What to do — Copies of all lines containing the string "unit" are needed from the data below.

Task input —
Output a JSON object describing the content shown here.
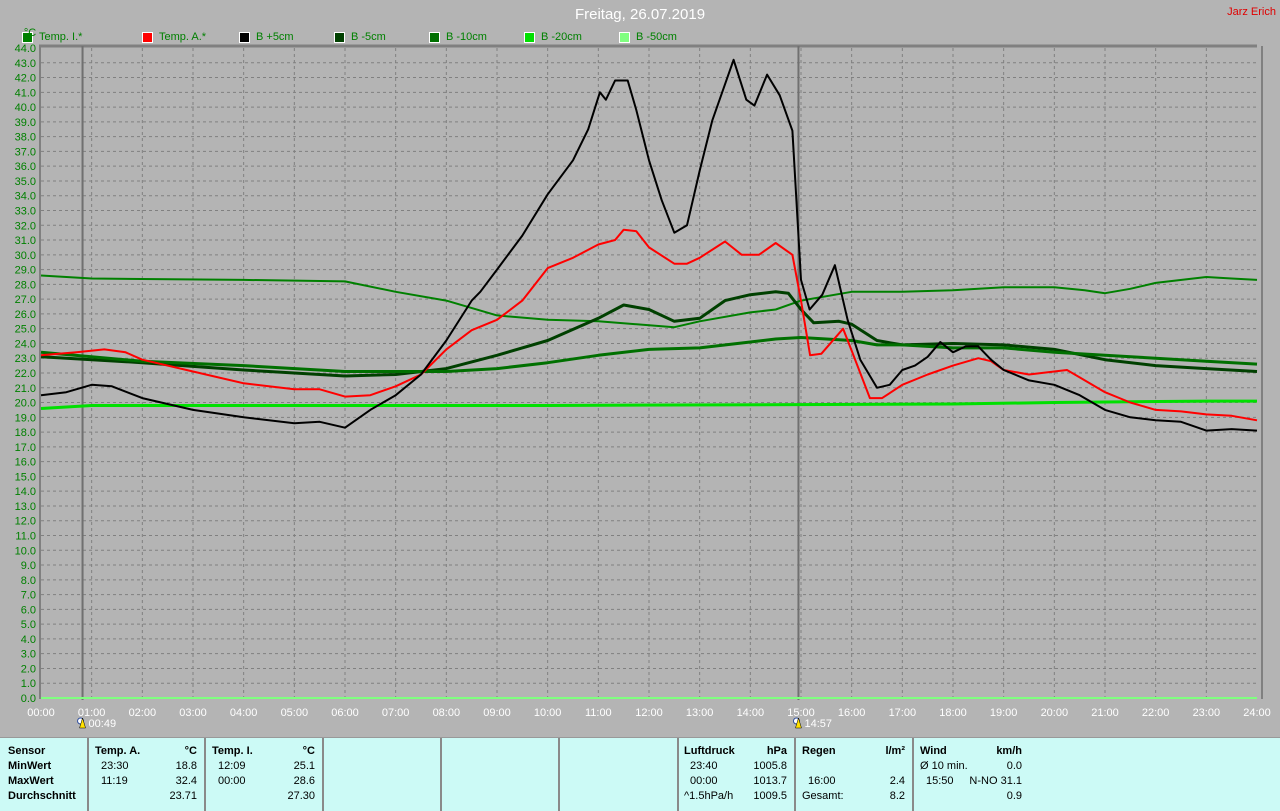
{
  "header": {
    "title": "Freitag, 26.07.2019",
    "author": "Jarz Erich"
  },
  "legend": [
    {
      "label": "Temp. I.*",
      "color": "#008000"
    },
    {
      "label": "Temp. A.*",
      "color": "#ff0000"
    },
    {
      "label": "B +5cm",
      "color": "#000000"
    },
    {
      "label": "B -5cm",
      "color": "#004000"
    },
    {
      "label": "B -10cm",
      "color": "#007000"
    },
    {
      "label": "B -20cm",
      "color": "#00e000"
    },
    {
      "label": "B -50cm",
      "color": "#80ff80"
    }
  ],
  "chart_data": {
    "type": "line",
    "ylabel": "°C",
    "ylim": [
      0,
      44
    ],
    "xlim": [
      0,
      24
    ],
    "grid": true,
    "yticks": [
      "0.0",
      "1.0",
      "2.0",
      "3.0",
      "4.0",
      "5.0",
      "6.0",
      "7.0",
      "8.0",
      "9.0",
      "10.0",
      "11.0",
      "12.0",
      "13.0",
      "14.0",
      "15.0",
      "16.0",
      "17.0",
      "18.0",
      "19.0",
      "20.0",
      "21.0",
      "22.0",
      "23.0",
      "24.0",
      "25.0",
      "26.0",
      "27.0",
      "28.0",
      "29.0",
      "30.0",
      "31.0",
      "32.0",
      "33.0",
      "34.0",
      "35.0",
      "36.0",
      "37.0",
      "38.0",
      "39.0",
      "40.0",
      "41.0",
      "42.0",
      "43.0",
      "44.0"
    ],
    "xticks": [
      "00:00",
      "01:00",
      "02:00",
      "03:00",
      "04:00",
      "05:00",
      "06:00",
      "07:00",
      "08:00",
      "09:00",
      "10:00",
      "11:00",
      "12:00",
      "13:00",
      "14:00",
      "15:00",
      "16:00",
      "17:00",
      "18:00",
      "19:00",
      "20:00",
      "21:00",
      "22:00",
      "23:00",
      "24:00"
    ],
    "markers": [
      {
        "label": "00:49",
        "hour": 0.82,
        "icon": "sunrise-icon"
      },
      {
        "label": "14:57",
        "hour": 14.95,
        "icon": "sunset-icon"
      }
    ],
    "series": [
      {
        "name": "Temp. I.*",
        "color": "#008000",
        "width": 2,
        "points": [
          [
            0,
            28.6
          ],
          [
            1,
            28.4
          ],
          [
            4,
            28.3
          ],
          [
            6,
            28.2
          ],
          [
            7,
            27.5
          ],
          [
            8,
            26.9
          ],
          [
            9,
            25.9
          ],
          [
            10,
            25.6
          ],
          [
            11,
            25.5
          ],
          [
            12.5,
            25.1
          ],
          [
            13,
            25.5
          ],
          [
            14,
            26.1
          ],
          [
            14.5,
            26.3
          ],
          [
            15,
            26.9
          ],
          [
            16,
            27.5
          ],
          [
            17,
            27.5
          ],
          [
            18,
            27.6
          ],
          [
            19,
            27.8
          ],
          [
            20,
            27.8
          ],
          [
            20.6,
            27.6
          ],
          [
            21,
            27.4
          ],
          [
            21.5,
            27.7
          ],
          [
            22,
            28.1
          ],
          [
            23,
            28.5
          ],
          [
            23.5,
            28.4
          ],
          [
            24,
            28.3
          ]
        ]
      },
      {
        "name": "B -5cm",
        "color": "#004000",
        "width": 3,
        "points": [
          [
            0,
            23.1
          ],
          [
            2,
            22.7
          ],
          [
            4,
            22.2
          ],
          [
            6,
            21.8
          ],
          [
            7,
            21.9
          ],
          [
            8,
            22.3
          ],
          [
            9,
            23.2
          ],
          [
            10,
            24.2
          ],
          [
            11,
            25.7
          ],
          [
            11.5,
            26.6
          ],
          [
            12,
            26.3
          ],
          [
            12.5,
            25.5
          ],
          [
            13,
            25.7
          ],
          [
            13.5,
            26.9
          ],
          [
            14,
            27.3
          ],
          [
            14.5,
            27.5
          ],
          [
            14.75,
            27.4
          ],
          [
            15,
            26.3
          ],
          [
            15.25,
            25.4
          ],
          [
            15.75,
            25.5
          ],
          [
            16,
            25.3
          ],
          [
            16.5,
            24.2
          ],
          [
            17,
            23.9
          ],
          [
            18,
            24.0
          ],
          [
            19,
            23.9
          ],
          [
            20,
            23.6
          ],
          [
            21,
            22.9
          ],
          [
            22,
            22.5
          ],
          [
            23,
            22.3
          ],
          [
            24,
            22.1
          ]
        ]
      },
      {
        "name": "B -10cm",
        "color": "#007000",
        "width": 3,
        "points": [
          [
            0,
            23.4
          ],
          [
            2,
            22.8
          ],
          [
            4,
            22.5
          ],
          [
            6,
            22.1
          ],
          [
            8,
            22.1
          ],
          [
            9,
            22.3
          ],
          [
            10,
            22.7
          ],
          [
            11,
            23.2
          ],
          [
            12,
            23.6
          ],
          [
            13,
            23.7
          ],
          [
            14,
            24.1
          ],
          [
            14.5,
            24.3
          ],
          [
            15,
            24.4
          ],
          [
            16,
            24.2
          ],
          [
            16.5,
            23.9
          ],
          [
            17,
            23.9
          ],
          [
            18,
            23.7
          ],
          [
            19,
            23.7
          ],
          [
            20,
            23.4
          ],
          [
            21,
            23.2
          ],
          [
            22,
            23.0
          ],
          [
            23,
            22.8
          ],
          [
            24,
            22.6
          ]
        ]
      },
      {
        "name": "B -20cm",
        "color": "#00e000",
        "width": 3,
        "points": [
          [
            0,
            19.6
          ],
          [
            1,
            19.8
          ],
          [
            10,
            19.8
          ],
          [
            18,
            19.9
          ],
          [
            20,
            20.0
          ],
          [
            23,
            20.1
          ],
          [
            24,
            20.1
          ]
        ]
      },
      {
        "name": "B -50cm",
        "color": "#80ff80",
        "width": 2,
        "points": [
          [
            0,
            0.0
          ],
          [
            24,
            0.0
          ]
        ]
      },
      {
        "name": "Temp. A.*",
        "color": "#ff0000",
        "width": 2,
        "points": [
          [
            0,
            23.2
          ],
          [
            0.7,
            23.4
          ],
          [
            1.25,
            23.6
          ],
          [
            1.67,
            23.4
          ],
          [
            2,
            22.9
          ],
          [
            3,
            22.1
          ],
          [
            4,
            21.3
          ],
          [
            5,
            20.9
          ],
          [
            5.5,
            20.9
          ],
          [
            6,
            20.4
          ],
          [
            6.5,
            20.5
          ],
          [
            7,
            21.1
          ],
          [
            7.5,
            21.9
          ],
          [
            8,
            23.6
          ],
          [
            8.5,
            24.9
          ],
          [
            9,
            25.6
          ],
          [
            9.5,
            26.9
          ],
          [
            10,
            29.1
          ],
          [
            10.5,
            29.8
          ],
          [
            11,
            30.7
          ],
          [
            11.33,
            31.0
          ],
          [
            11.5,
            31.7
          ],
          [
            11.75,
            31.6
          ],
          [
            12,
            30.5
          ],
          [
            12.5,
            29.4
          ],
          [
            12.75,
            29.4
          ],
          [
            13,
            29.8
          ],
          [
            13.5,
            30.9
          ],
          [
            13.83,
            30.0
          ],
          [
            14.17,
            30.0
          ],
          [
            14.5,
            30.8
          ],
          [
            14.83,
            30.0
          ],
          [
            15,
            26.9
          ],
          [
            15.18,
            23.2
          ],
          [
            15.4,
            23.3
          ],
          [
            15.83,
            25.0
          ],
          [
            16,
            23.5
          ],
          [
            16.36,
            20.3
          ],
          [
            16.6,
            20.3
          ],
          [
            17,
            21.2
          ],
          [
            17.5,
            21.9
          ],
          [
            18,
            22.5
          ],
          [
            18.5,
            23.0
          ],
          [
            18.75,
            22.8
          ],
          [
            19,
            22.2
          ],
          [
            19.5,
            21.9
          ],
          [
            20,
            22.1
          ],
          [
            20.25,
            22.2
          ],
          [
            20.5,
            21.7
          ],
          [
            21,
            20.7
          ],
          [
            21.5,
            20.0
          ],
          [
            22,
            19.5
          ],
          [
            22.5,
            19.4
          ],
          [
            23,
            19.2
          ],
          [
            23.5,
            19.1
          ],
          [
            24,
            18.8
          ]
        ]
      },
      {
        "name": "B +5cm",
        "color": "#000000",
        "width": 2,
        "points": [
          [
            0,
            20.5
          ],
          [
            0.5,
            20.7
          ],
          [
            1,
            21.2
          ],
          [
            1.4,
            21.1
          ],
          [
            2,
            20.3
          ],
          [
            3,
            19.5
          ],
          [
            4,
            19.0
          ],
          [
            5,
            18.6
          ],
          [
            5.5,
            18.7
          ],
          [
            6,
            18.3
          ],
          [
            6.5,
            19.5
          ],
          [
            7,
            20.5
          ],
          [
            7.5,
            21.9
          ],
          [
            8,
            24.2
          ],
          [
            8.5,
            26.9
          ],
          [
            8.67,
            27.5
          ],
          [
            9,
            29.0
          ],
          [
            9.5,
            31.3
          ],
          [
            10,
            34.1
          ],
          [
            10.5,
            36.4
          ],
          [
            10.8,
            38.5
          ],
          [
            11.03,
            41.0
          ],
          [
            11.15,
            40.5
          ],
          [
            11.33,
            41.8
          ],
          [
            11.58,
            41.8
          ],
          [
            11.75,
            39.8
          ],
          [
            12,
            36.4
          ],
          [
            12.25,
            33.7
          ],
          [
            12.5,
            31.5
          ],
          [
            12.75,
            32.0
          ],
          [
            13,
            35.7
          ],
          [
            13.25,
            39.1
          ],
          [
            13.67,
            43.2
          ],
          [
            13.92,
            40.5
          ],
          [
            14.08,
            40.1
          ],
          [
            14.33,
            42.2
          ],
          [
            14.58,
            40.8
          ],
          [
            14.83,
            38.4
          ],
          [
            15,
            28.3
          ],
          [
            15.17,
            26.3
          ],
          [
            15.42,
            27.3
          ],
          [
            15.67,
            29.3
          ],
          [
            15.92,
            25.6
          ],
          [
            16.17,
            22.9
          ],
          [
            16.5,
            21.0
          ],
          [
            16.75,
            21.2
          ],
          [
            17,
            22.2
          ],
          [
            17.25,
            22.5
          ],
          [
            17.5,
            23.1
          ],
          [
            17.75,
            24.1
          ],
          [
            18,
            23.4
          ],
          [
            18.25,
            23.8
          ],
          [
            18.5,
            23.8
          ],
          [
            18.75,
            22.9
          ],
          [
            19,
            22.2
          ],
          [
            19.5,
            21.5
          ],
          [
            20,
            21.2
          ],
          [
            20.5,
            20.5
          ],
          [
            21,
            19.5
          ],
          [
            21.5,
            19.0
          ],
          [
            22,
            18.8
          ],
          [
            22.5,
            18.7
          ],
          [
            23,
            18.1
          ],
          [
            23.5,
            18.2
          ],
          [
            24,
            18.1
          ]
        ]
      }
    ]
  },
  "stats": {
    "sensor": {
      "header": "Sensor",
      "min": "MinWert",
      "max": "MaxWert",
      "avg": "Durchschnitt"
    },
    "temp_a": {
      "header": "Temp. A.",
      "unit": "°C",
      "min_time": "23:30",
      "min": "18.8",
      "max_time": "11:19",
      "max": "32.4",
      "avg": "23.71"
    },
    "temp_i": {
      "header": "Temp. I.",
      "unit": "°C",
      "min_time": "12:09",
      "min": "25.1",
      "max_time": "00:00",
      "max": "28.6",
      "avg": "27.30"
    },
    "pressure": {
      "header": "Luftdruck",
      "unit": "hPa",
      "min_time": "23:40",
      "min": "1005.8",
      "max_time": "00:00",
      "max": "1013.7",
      "trend": "^1.5hPa/h",
      "avg": "1009.5"
    },
    "rain": {
      "header": "Regen",
      "unit": "l/m²",
      "max_time": "16:00",
      "max": "2.4",
      "total_label": "Gesamt:",
      "total": "8.2"
    },
    "wind": {
      "header": "Wind",
      "unit": "km/h",
      "avg10_label": "Ø 10 min.",
      "avg10": "0.0",
      "max_time": "15:50",
      "max": "N-NO 31.1",
      "avg": "0.9"
    }
  }
}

Result of the task —
      "unit": "°C",
      "unit": "°C",
      "unit": "hPa",
      "unit": "l/m²",
      "unit": "km/h",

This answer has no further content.